Fish in some Bay Area counties will be getting a shot in the arm, or rather, the fin, from the state’s Wildlife Conservation Board in the form of several million dollars in grants, the board announced.
Awards including about $5.4 million to the Alameda County Water District, about $900,000 to the Sonoma Resource Conservation District and around $900,000 to the San Mateo County Resource Conservation District were made at the board’s Thursday meeting.
The board awarded about $33.1 million Thursday to 22 projects throughout the state aimed at benefiting fish and wildlife habitats by enhancing stream flow. The legislature approved funding for these projects as authorized by the Water Quality, Supply and Infrastructure Improvement Act of 2014, the board said.
A total of $200 million was allocated to the board for projects that enhance stream flow.
Salmonids – a group of fish including salmon, trout and chars – will get two concrete fish ladders thanks to the $5.3 million grant awarded to the Alameda County Water District.

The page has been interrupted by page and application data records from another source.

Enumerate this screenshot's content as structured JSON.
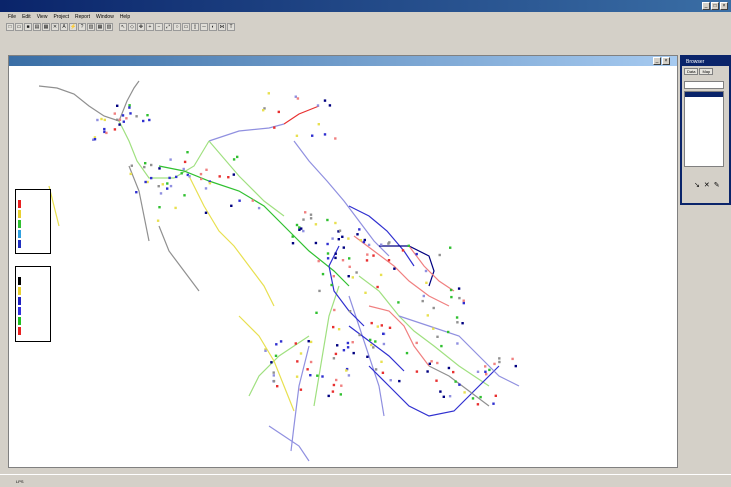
{
  "app": {
    "title": ""
  },
  "menu": {
    "items": [
      "File",
      "Edit",
      "View",
      "Project",
      "Report",
      "Window",
      "Help"
    ]
  },
  "toolbar": {
    "buttons": [
      {
        "name": "new",
        "glyph": "□"
      },
      {
        "name": "open",
        "glyph": "▭"
      },
      {
        "name": "save",
        "glyph": "■"
      },
      {
        "name": "print",
        "glyph": "▤"
      },
      {
        "name": "copy",
        "glyph": "▦"
      },
      {
        "name": "delete",
        "glyph": "✕"
      },
      {
        "name": "find",
        "glyph": "A"
      },
      {
        "name": "run",
        "glyph": "⚡"
      },
      {
        "name": "query",
        "glyph": "?"
      },
      {
        "name": "graph",
        "glyph": "▥"
      },
      {
        "name": "table",
        "glyph": "▦"
      },
      {
        "name": "options",
        "glyph": "▧"
      },
      {
        "name": "select",
        "glyph": "↖"
      },
      {
        "name": "vertex",
        "glyph": "◇"
      },
      {
        "name": "pan",
        "glyph": "✥"
      },
      {
        "name": "zoom-in",
        "glyph": "+"
      },
      {
        "name": "zoom-out",
        "glyph": "−"
      },
      {
        "name": "full-extent",
        "glyph": "⤢"
      },
      {
        "name": "junction",
        "glyph": "○"
      },
      {
        "name": "reservoir",
        "glyph": "▭"
      },
      {
        "name": "tank",
        "glyph": "▯"
      },
      {
        "name": "pipe",
        "glyph": "─"
      },
      {
        "name": "pump",
        "glyph": "◐"
      },
      {
        "name": "valve",
        "glyph": "⋈"
      },
      {
        "name": "label",
        "glyph": "T"
      }
    ]
  },
  "map": {
    "title": "",
    "colors": {
      "red": "#e83030",
      "pink": "#f08080",
      "green": "#30c030",
      "lightgreen": "#a0e080",
      "yellow": "#e8e050",
      "blue": "#3030d0",
      "lightblue": "#9090e0",
      "navy": "#000080",
      "grey": "#909090"
    }
  },
  "legend_nodes": {
    "title": "",
    "labels": [
      "",
      "",
      "",
      "",
      ""
    ],
    "colors": [
      "#e82020",
      "#e8d030",
      "#30c030",
      "#30a0e0",
      "#2030c0"
    ]
  },
  "legend_links": {
    "title": "",
    "labels": [
      "",
      "",
      "",
      "",
      "",
      ""
    ],
    "colors": [
      "#000000",
      "#e8d030",
      "#2020c0",
      "#3030e0",
      "#20c020",
      "#e82020"
    ]
  },
  "browser": {
    "title": "Browser",
    "tabs": [
      "Data",
      "Map"
    ],
    "selector": "",
    "items": [
      "",
      "",
      "",
      "",
      "",
      "",
      "",
      "",
      "",
      "",
      "",
      ""
    ]
  },
  "status": {
    "autolength": "",
    "units": "LPS",
    "zoom": "",
    "xy": ""
  }
}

While the image of a fish climbing a ladder might seem comical, the “ladders” actually resemble a series of steps with water flowing over them that will help the fish get around existing barriers.
The fish ladders will be built as part of a cooperative project between the Alameda County Flood Control and Water Conservation District, California Natural Resources Agency, State Coastal Conservancy and the U.S. Bureau of Reclamation to modify flow releases in Alameda Creek and construct the fish ladders.
The project will provide salmonids access to rich habitat upstream of its location, about 17 miles north of San Jose and 22 miles southeast of Oakland.
The board also awarded $851,806 to the Sonoma Resource Conservation District. This award involves a cooperative project with the Coast Ridge Community Forest and 29 landowners to install rainwater-harvesting tanks. Also, it involves agreements to forbear stream flow diversions during dry season periods.
Another one of the grants awarded to Bay Area counties included $886,590 to the San Mateo County Resource Conservation District. This is a cooperative project with San Mateo County, California Department of Water Resources, Blue House Farms and other entities.
The purpose of this project is to install instream flow conditions in San Gregorio Creek for salmonids during yearly low stream flow periods.